--- Given information ---

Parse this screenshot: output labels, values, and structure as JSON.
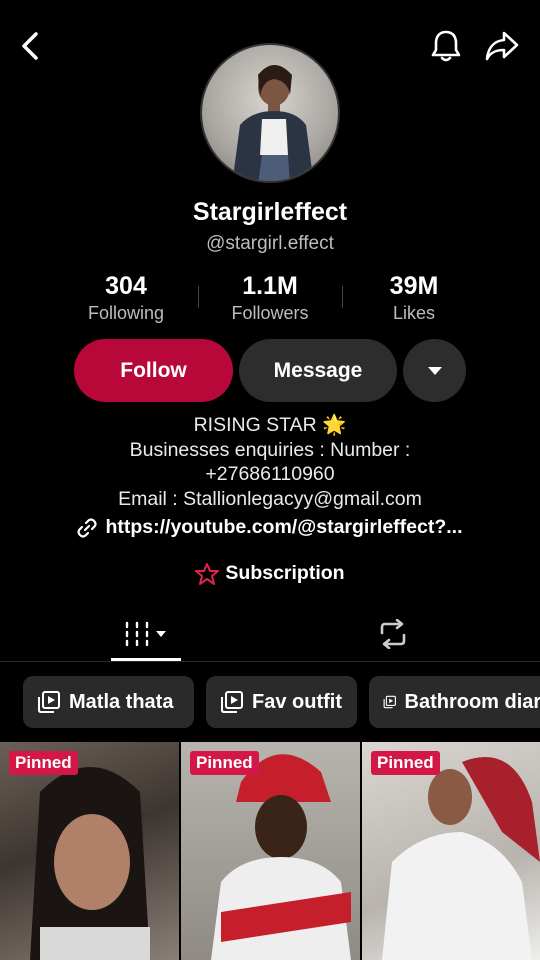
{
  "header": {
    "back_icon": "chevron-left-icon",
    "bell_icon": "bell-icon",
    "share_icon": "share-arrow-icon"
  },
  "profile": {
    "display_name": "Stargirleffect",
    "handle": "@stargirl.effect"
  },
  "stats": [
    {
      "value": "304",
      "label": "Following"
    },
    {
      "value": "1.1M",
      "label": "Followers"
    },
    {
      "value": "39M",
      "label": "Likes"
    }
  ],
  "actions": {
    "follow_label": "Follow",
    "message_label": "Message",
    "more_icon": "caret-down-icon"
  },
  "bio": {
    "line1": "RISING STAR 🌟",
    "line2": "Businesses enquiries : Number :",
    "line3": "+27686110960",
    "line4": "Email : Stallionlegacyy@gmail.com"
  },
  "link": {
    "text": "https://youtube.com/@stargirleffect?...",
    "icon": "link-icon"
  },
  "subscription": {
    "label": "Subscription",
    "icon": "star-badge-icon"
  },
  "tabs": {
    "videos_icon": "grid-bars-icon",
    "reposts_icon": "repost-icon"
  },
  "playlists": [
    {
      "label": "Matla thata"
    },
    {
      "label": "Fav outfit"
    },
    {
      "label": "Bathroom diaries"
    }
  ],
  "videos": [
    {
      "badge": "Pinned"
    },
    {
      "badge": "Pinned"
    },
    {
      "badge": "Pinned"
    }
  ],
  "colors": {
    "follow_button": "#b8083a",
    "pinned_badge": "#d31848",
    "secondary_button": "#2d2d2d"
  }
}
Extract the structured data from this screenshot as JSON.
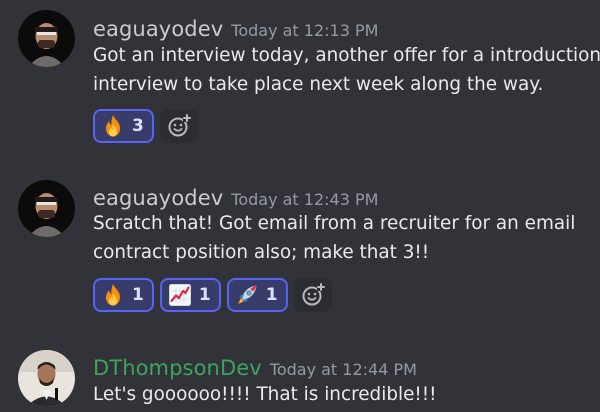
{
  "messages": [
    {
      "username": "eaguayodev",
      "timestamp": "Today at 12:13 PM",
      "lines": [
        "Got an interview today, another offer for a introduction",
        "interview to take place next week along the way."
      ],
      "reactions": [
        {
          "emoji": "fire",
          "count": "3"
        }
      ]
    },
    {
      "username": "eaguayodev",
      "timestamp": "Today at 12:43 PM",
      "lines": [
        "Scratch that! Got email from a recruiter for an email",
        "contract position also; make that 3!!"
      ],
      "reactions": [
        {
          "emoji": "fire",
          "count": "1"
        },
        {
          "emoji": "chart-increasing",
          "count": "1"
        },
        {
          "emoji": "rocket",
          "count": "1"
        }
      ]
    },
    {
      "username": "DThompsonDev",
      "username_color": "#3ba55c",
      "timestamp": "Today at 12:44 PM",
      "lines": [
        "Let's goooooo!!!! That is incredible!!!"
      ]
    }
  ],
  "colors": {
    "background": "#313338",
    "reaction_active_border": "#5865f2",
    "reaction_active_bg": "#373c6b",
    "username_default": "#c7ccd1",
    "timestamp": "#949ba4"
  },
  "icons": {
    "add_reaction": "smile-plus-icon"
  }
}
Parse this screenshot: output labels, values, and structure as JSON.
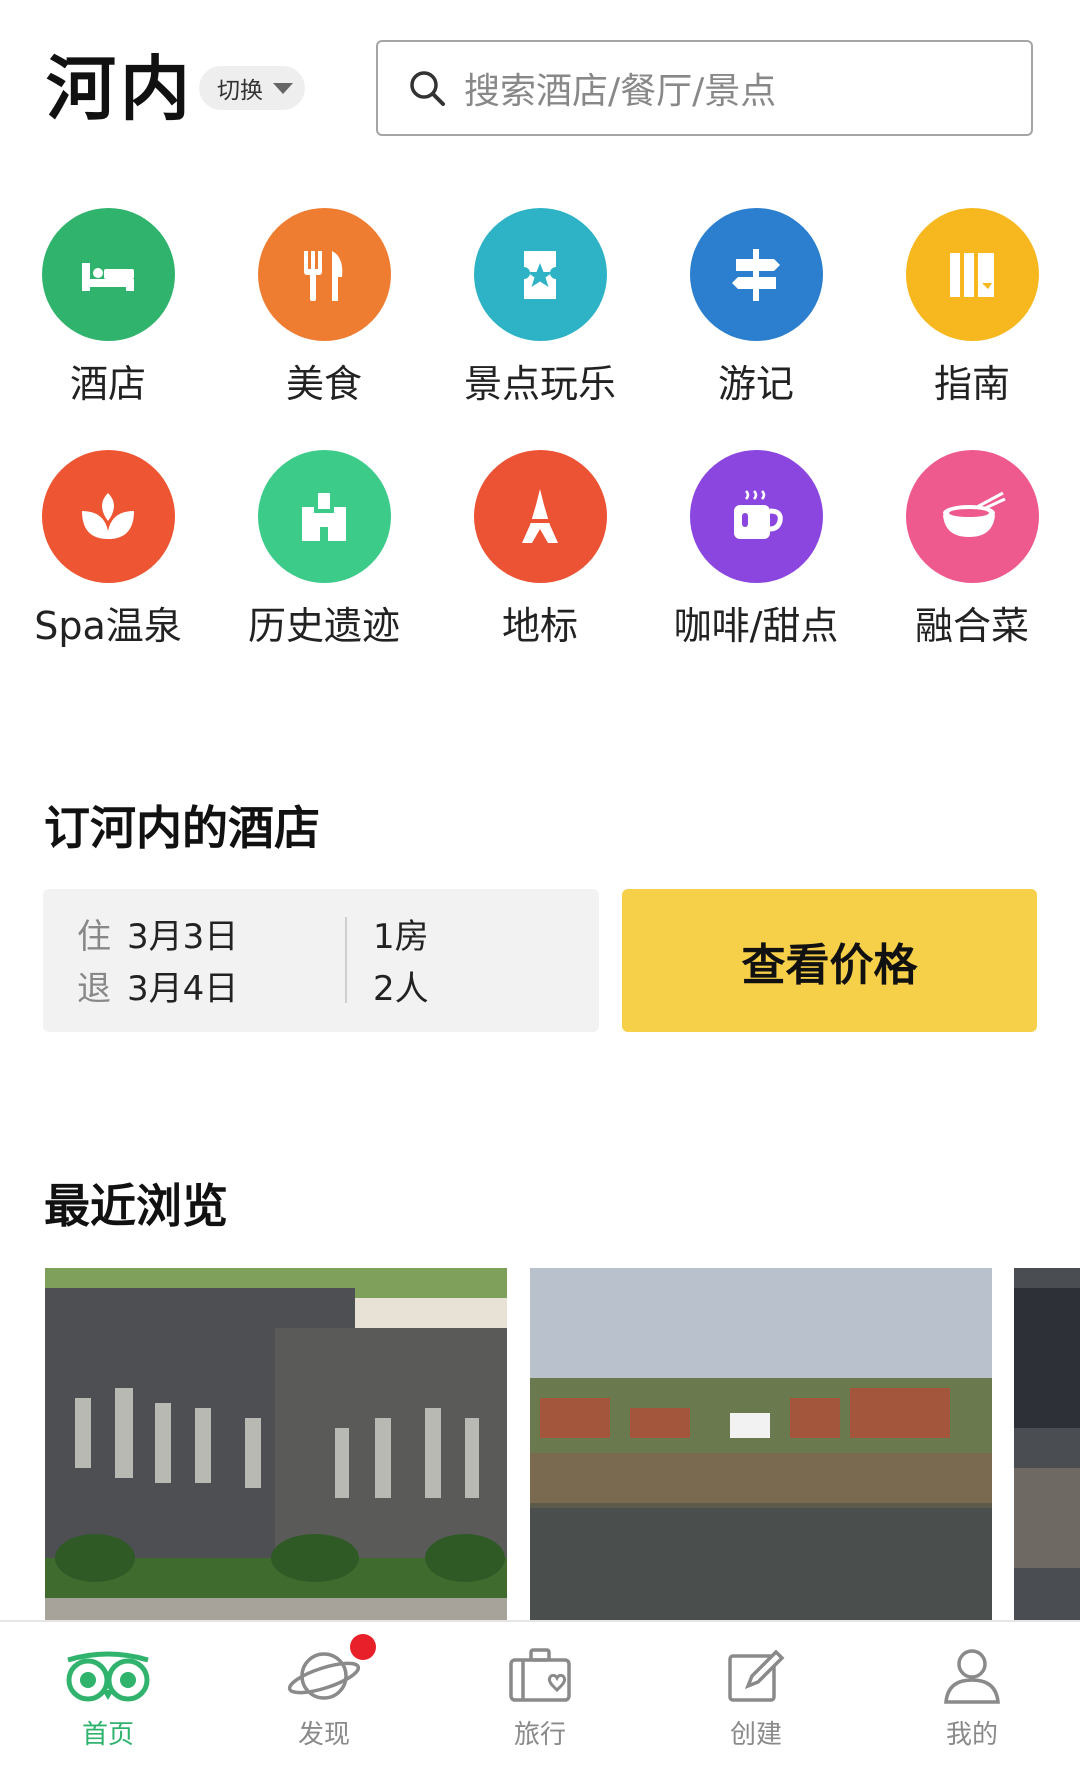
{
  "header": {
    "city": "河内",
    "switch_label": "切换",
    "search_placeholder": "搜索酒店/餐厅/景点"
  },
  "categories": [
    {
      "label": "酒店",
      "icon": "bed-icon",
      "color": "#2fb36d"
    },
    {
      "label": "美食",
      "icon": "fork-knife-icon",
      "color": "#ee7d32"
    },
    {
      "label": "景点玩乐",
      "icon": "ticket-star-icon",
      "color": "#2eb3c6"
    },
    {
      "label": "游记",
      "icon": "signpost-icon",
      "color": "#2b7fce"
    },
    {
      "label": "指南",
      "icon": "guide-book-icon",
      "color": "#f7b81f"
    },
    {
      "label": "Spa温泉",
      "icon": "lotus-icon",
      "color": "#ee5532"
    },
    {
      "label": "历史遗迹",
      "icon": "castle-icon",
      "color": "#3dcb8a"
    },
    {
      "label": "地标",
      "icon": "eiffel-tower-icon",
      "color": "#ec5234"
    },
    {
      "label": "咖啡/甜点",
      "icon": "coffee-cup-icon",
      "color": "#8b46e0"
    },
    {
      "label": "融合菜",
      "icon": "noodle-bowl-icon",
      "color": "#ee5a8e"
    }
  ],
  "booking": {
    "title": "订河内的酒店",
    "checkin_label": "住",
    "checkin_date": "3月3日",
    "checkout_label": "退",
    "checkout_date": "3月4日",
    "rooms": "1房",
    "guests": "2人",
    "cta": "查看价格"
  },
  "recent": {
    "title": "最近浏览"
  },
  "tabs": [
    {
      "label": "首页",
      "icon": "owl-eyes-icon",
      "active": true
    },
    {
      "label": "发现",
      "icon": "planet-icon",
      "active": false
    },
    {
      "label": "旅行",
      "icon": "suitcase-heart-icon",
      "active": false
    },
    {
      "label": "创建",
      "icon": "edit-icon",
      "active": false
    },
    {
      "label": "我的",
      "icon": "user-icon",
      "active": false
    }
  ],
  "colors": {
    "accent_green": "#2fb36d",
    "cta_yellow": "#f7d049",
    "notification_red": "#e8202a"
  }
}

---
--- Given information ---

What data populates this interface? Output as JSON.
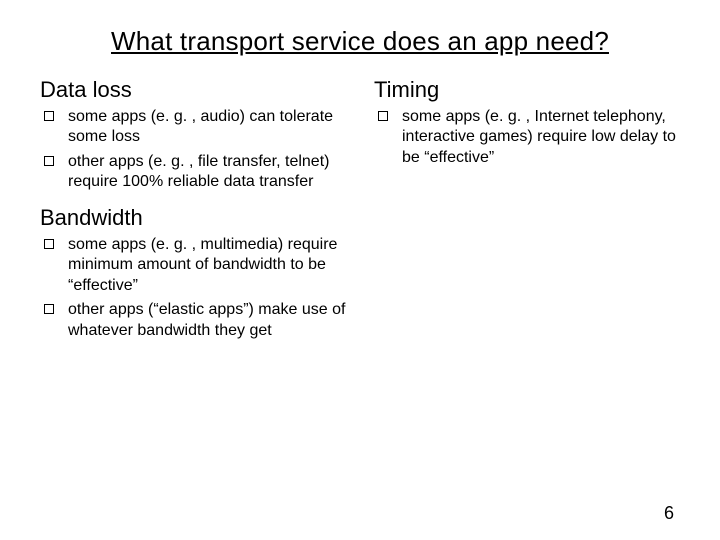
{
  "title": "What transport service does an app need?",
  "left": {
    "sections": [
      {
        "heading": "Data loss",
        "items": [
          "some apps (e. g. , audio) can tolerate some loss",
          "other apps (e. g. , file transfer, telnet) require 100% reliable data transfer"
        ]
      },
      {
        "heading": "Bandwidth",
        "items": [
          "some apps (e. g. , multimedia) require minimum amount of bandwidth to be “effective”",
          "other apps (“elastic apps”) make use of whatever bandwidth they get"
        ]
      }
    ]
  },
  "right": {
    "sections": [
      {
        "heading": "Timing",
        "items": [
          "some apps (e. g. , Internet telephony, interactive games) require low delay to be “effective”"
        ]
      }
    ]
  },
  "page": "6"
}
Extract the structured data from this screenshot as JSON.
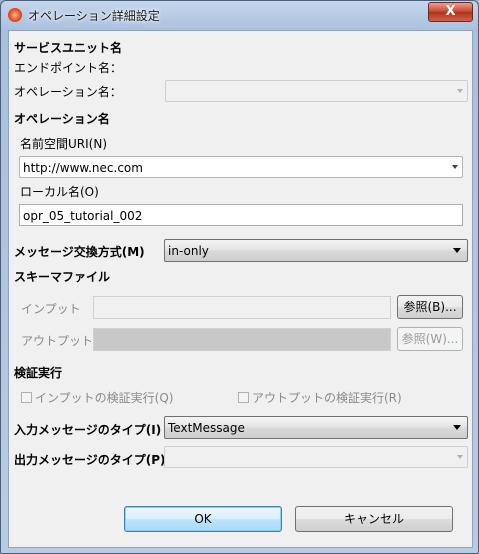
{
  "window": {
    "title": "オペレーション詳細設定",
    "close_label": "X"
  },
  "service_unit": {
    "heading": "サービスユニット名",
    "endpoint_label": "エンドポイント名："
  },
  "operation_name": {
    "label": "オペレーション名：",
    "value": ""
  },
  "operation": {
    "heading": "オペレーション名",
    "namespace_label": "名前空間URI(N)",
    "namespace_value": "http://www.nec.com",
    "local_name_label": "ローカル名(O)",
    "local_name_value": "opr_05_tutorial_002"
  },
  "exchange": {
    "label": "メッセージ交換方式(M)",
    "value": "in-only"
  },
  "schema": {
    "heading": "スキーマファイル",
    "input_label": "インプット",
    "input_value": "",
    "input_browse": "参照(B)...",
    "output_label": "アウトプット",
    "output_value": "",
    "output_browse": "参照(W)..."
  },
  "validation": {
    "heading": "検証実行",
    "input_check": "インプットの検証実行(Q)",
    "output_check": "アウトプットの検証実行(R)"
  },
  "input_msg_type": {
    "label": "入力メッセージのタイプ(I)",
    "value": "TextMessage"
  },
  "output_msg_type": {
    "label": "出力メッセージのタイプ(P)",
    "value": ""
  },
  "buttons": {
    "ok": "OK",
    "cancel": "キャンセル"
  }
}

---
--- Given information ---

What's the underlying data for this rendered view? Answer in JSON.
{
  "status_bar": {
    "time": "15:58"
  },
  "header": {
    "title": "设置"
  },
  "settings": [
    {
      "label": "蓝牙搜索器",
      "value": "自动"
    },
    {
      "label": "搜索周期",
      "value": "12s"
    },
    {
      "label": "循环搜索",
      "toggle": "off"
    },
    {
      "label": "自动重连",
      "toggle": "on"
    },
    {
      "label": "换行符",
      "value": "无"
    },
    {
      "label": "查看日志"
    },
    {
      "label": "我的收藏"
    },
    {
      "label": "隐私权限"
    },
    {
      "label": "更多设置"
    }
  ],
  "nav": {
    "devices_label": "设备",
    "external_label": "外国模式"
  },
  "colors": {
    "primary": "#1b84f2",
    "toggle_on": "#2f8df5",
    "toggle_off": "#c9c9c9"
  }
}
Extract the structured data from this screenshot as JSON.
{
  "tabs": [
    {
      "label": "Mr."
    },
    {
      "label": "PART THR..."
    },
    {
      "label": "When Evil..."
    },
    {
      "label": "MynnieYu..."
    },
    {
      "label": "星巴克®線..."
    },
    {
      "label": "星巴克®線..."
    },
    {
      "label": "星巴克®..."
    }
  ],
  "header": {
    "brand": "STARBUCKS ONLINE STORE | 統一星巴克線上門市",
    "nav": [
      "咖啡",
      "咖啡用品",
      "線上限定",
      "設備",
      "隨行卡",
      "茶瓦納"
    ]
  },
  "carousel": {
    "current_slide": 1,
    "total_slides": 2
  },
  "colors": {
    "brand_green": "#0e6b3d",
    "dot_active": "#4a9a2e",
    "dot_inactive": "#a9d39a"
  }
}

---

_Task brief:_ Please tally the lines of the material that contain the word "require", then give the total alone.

_Solution:_ 3